- Input records
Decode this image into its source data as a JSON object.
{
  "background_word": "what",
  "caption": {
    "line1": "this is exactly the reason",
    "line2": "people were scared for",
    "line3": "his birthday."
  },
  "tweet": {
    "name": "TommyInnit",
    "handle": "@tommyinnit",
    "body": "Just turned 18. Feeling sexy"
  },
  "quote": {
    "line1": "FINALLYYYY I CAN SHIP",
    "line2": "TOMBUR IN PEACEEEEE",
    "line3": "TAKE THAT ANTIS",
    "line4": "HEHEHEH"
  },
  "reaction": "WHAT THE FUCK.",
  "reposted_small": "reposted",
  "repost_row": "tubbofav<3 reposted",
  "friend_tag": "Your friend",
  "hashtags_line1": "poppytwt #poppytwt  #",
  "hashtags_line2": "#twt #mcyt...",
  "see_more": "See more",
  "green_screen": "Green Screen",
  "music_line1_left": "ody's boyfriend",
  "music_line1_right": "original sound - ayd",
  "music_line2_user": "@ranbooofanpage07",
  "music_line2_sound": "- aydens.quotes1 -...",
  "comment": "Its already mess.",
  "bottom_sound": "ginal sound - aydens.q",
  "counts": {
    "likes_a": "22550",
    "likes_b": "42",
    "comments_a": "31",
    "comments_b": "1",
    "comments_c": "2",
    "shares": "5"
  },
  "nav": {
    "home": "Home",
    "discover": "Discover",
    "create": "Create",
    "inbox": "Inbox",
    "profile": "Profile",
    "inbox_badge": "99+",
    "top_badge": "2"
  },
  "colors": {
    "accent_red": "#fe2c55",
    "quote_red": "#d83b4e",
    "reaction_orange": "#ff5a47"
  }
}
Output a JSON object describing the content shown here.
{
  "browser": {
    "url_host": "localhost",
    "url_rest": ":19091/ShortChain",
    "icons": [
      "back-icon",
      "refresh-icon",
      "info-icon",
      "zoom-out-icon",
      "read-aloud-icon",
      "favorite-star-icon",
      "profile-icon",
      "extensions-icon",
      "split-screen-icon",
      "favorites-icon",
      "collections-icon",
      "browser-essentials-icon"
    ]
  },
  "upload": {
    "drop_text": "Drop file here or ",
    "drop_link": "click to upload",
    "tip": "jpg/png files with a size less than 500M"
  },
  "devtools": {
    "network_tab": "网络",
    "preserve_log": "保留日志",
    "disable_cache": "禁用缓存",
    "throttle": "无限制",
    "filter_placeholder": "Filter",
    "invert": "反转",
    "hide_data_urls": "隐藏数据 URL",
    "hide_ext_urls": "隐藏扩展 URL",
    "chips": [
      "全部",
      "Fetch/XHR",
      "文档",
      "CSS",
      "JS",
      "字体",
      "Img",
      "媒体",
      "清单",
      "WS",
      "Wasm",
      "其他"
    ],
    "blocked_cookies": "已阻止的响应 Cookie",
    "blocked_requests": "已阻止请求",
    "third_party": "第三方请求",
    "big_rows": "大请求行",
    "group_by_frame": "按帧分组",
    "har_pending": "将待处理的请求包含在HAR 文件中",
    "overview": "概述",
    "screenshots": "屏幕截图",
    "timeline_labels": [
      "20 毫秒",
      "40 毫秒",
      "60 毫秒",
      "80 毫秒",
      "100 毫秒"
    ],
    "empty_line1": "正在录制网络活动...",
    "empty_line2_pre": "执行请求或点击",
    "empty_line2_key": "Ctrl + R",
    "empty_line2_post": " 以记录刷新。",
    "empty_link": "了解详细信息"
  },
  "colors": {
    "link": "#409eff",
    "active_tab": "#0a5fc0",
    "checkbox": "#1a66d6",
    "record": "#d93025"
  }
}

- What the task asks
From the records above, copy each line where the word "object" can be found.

- Written answer
Decode this image into its source data as a JSON object.
Output a JSON object describing the content shown here.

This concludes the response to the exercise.